> **What is being asked**: Check each line of the entries below for the word "JSON" and state only how many lines have it.
────────────────
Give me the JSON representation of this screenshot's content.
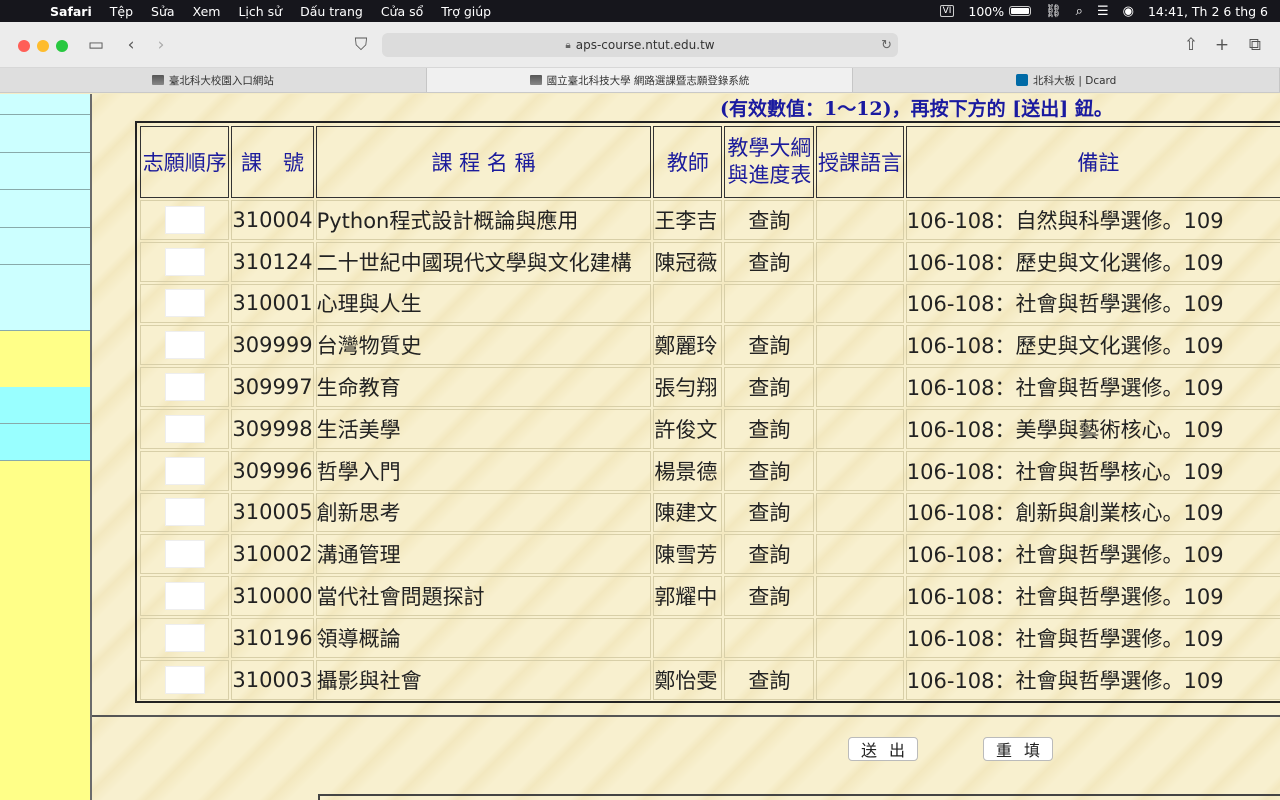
{
  "menubar": {
    "app": "Safari",
    "items": [
      "Tệp",
      "Sửa",
      "Xem",
      "Lịch sử",
      "Dấu trang",
      "Cửa sổ",
      "Trợ giúp"
    ],
    "input_source": "VI",
    "battery": "100%",
    "battery_level": 1.0,
    "clock": "14:41, Th 2 6 thg 6"
  },
  "browser": {
    "url": "aps-course.ntut.edu.tw",
    "tabs": [
      {
        "label": "臺北科大校園入口網站",
        "active": false
      },
      {
        "label": "國立臺北科技大學 網路選課暨志願登錄系統",
        "active": true
      },
      {
        "label": "北科大板 | Dcard",
        "active": false
      }
    ]
  },
  "page": {
    "notice": "(有效數值：1～12)，再按下方的 [送出] 鈕。",
    "headers": {
      "order": "志願順序",
      "code": "課　號",
      "name": "課 程 名 稱",
      "teacher": "教師",
      "syllabus_1": "教學大綱",
      "syllabus_2": "與進度表",
      "language": "授課語言",
      "note": "備註"
    },
    "rows": [
      {
        "code": "310004",
        "name": "Python程式設計概論與應用",
        "teacher": "王李吉",
        "syllabus": "查詢",
        "language": "",
        "note": "106-108：自然與科學選修。109"
      },
      {
        "code": "310124",
        "name": "二十世紀中國現代文學與文化建構",
        "teacher": "陳冠薇",
        "syllabus": "查詢",
        "language": "",
        "note": "106-108：歷史與文化選修。109"
      },
      {
        "code": "310001",
        "name": "心理與人生",
        "teacher": "",
        "syllabus": "",
        "language": "",
        "note": "106-108：社會與哲學選修。109"
      },
      {
        "code": "309999",
        "name": "台灣物質史",
        "teacher": "鄭麗玲",
        "syllabus": "查詢",
        "language": "",
        "note": "106-108：歷史與文化選修。109"
      },
      {
        "code": "309997",
        "name": "生命教育",
        "teacher": "張勻翔",
        "syllabus": "查詢",
        "language": "",
        "note": "106-108：社會與哲學選修。109"
      },
      {
        "code": "309998",
        "name": "生活美學",
        "teacher": "許俊文",
        "syllabus": "查詢",
        "language": "",
        "note": "106-108：美學與藝術核心。109"
      },
      {
        "code": "309996",
        "name": "哲學入門",
        "teacher": "楊景德",
        "syllabus": "查詢",
        "language": "",
        "note": "106-108：社會與哲學核心。109"
      },
      {
        "code": "310005",
        "name": "創新思考",
        "teacher": "陳建文",
        "syllabus": "查詢",
        "language": "",
        "note": "106-108：創新與創業核心。109"
      },
      {
        "code": "310002",
        "name": "溝通管理",
        "teacher": "陳雪芳",
        "syllabus": "查詢",
        "language": "",
        "note": "106-108：社會與哲學選修。109"
      },
      {
        "code": "310000",
        "name": "當代社會問題探討",
        "teacher": "郭耀中",
        "syllabus": "查詢",
        "language": "",
        "note": "106-108：社會與哲學選修。109"
      },
      {
        "code": "310196",
        "name": "領導概論",
        "teacher": "",
        "syllabus": "",
        "language": "",
        "note": "106-108：社會與哲學選修。109"
      },
      {
        "code": "310003",
        "name": "攝影與社會",
        "teacher": "鄭怡雯",
        "syllabus": "查詢",
        "language": "",
        "note": "106-108：社會與哲學選修。109"
      }
    ],
    "submit_label": "送出",
    "reset_label": "重填"
  }
}
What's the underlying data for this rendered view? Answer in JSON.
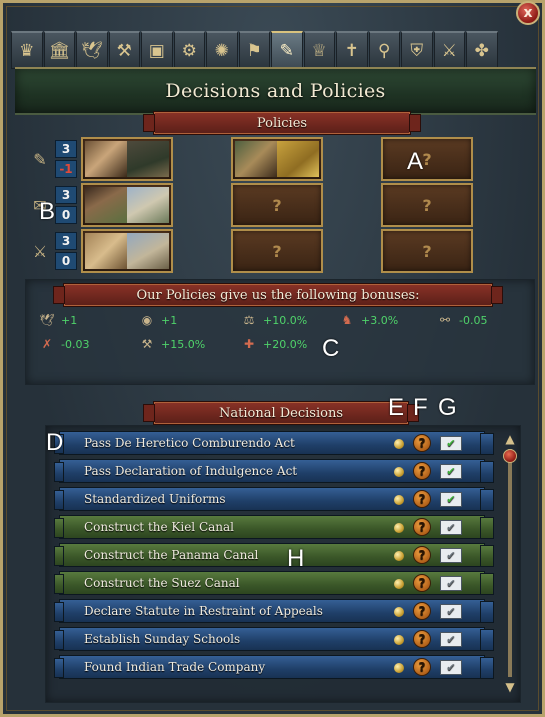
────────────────
> **Solved problem**: 2